Element data from apps and pages:
• • • •
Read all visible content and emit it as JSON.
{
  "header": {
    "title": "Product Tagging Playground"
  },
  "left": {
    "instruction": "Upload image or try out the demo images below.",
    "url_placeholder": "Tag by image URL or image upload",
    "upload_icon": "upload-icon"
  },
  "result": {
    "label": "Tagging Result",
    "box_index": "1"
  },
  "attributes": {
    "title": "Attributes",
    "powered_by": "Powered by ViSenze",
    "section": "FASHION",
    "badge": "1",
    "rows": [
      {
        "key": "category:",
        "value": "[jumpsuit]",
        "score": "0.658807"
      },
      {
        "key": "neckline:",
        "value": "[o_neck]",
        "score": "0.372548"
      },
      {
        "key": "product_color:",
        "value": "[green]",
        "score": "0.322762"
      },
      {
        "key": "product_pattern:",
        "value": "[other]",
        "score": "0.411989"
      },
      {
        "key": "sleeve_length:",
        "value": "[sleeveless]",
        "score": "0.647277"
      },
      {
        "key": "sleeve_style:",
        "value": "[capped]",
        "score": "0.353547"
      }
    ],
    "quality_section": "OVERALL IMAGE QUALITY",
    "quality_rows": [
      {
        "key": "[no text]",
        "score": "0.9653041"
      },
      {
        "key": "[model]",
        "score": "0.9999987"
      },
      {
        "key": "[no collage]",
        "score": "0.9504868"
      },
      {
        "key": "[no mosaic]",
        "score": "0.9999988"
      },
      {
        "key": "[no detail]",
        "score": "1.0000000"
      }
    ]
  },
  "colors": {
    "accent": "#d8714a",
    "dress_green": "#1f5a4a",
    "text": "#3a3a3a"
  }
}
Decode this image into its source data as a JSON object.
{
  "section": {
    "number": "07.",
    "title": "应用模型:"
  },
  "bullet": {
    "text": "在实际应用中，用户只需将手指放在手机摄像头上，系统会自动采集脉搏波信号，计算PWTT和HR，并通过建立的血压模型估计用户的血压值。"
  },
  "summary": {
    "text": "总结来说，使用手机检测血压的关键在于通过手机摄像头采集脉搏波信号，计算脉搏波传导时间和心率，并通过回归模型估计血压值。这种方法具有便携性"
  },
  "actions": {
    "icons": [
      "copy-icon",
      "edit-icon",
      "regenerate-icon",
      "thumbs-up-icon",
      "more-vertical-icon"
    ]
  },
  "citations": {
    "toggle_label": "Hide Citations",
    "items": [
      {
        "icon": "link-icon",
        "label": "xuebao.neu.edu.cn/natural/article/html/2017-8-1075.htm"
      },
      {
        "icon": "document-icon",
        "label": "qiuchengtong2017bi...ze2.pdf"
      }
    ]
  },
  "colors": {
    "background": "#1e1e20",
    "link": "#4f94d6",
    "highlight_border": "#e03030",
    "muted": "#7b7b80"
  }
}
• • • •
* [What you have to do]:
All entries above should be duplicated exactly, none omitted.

* [Result below]:
Read all visible content and emit it as JSON.
{
  "header": {
    "title": "Product Tagging Playground"
  },
  "left": {
    "instruction": "Upload image or try out the demo images below.",
    "url_placeholder": "Tag by image URL or image upload",
    "upload_icon": "upload-icon"
  },
  "result": {
    "label": "Tagging Result",
    "box_index": "1"
  },
  "attributes": {
    "title": "Attributes",
    "powered_by": "Powered by ViSenze",
    "section": "FASHION",
    "badge": "1",
    "rows": [
      {
        "key": "category:",
        "value": "[jumpsuit]",
        "score": "0.658807"
      },
      {
        "key": "neckline:",
        "value": "[o_neck]",
        "score": "0.372548"
      },
      {
        "key": "product_color:",
        "value": "[green]",
        "score": "0.322762"
      },
      {
        "key": "product_pattern:",
        "value": "[other]",
        "score": "0.411989"
      },
      {
        "key": "sleeve_length:",
        "value": "[sleeveless]",
        "score": "0.647277"
      },
      {
        "key": "sleeve_style:",
        "value": "[capped]",
        "score": "0.353547"
      }
    ],
    "quality_section": "OVERALL IMAGE QUALITY",
    "quality_rows": [
      {
        "key": "[no text]",
        "score": "0.9653041"
      },
      {
        "key": "[model]",
        "score": "0.9999987"
      },
      {
        "key": "[no collage]",
        "score": "0.9504868"
      },
      {
        "key": "[no mosaic]",
        "score": "0.9999988"
      },
      {
        "key": "[no detail]",
        "score": "1.0000000"
      }
    ]
  },
  "colors": {
    "accent": "#d8714a",
    "dress_green": "#1f5a4a",
    "text": "#3a3a3a"
  }
}
Decode this image into its source data as a JSON object.
{
  "section": {
    "number": "07.",
    "title": "应用模型:"
  },
  "bullet": {
    "text": "在实际应用中，用户只需将手指放在手机摄像头上，系统会自动采集脉搏波信号，计算PWTT和HR，并通过建立的血压模型估计用户的血压值。"
  },
  "summary": {
    "text": "总结来说，使用手机检测血压的关键在于通过手机摄像头采集脉搏波信号，计算脉搏波传导时间和心率，并通过回归模型估计血压值。这种方法具有便携性"
  },
  "actions": {
    "icons": [
      "copy-icon",
      "edit-icon",
      "regenerate-icon",
      "thumbs-up-icon",
      "more-vertical-icon"
    ]
  },
  "citations": {
    "toggle_label": "Hide Citations",
    "items": [
      {
        "icon": "link-icon",
        "label": "xuebao.neu.edu.cn/natural/article/html/2017-8-1075.htm"
      },
      {
        "icon": "document-icon",
        "label": "qiuchengtong2017bi...ze2.pdf"
      }
    ]
  },
  "colors": {
    "background": "#1e1e20",
    "link": "#4f94d6",
    "highlight_border": "#e03030",
    "muted": "#7b7b80"
  }
}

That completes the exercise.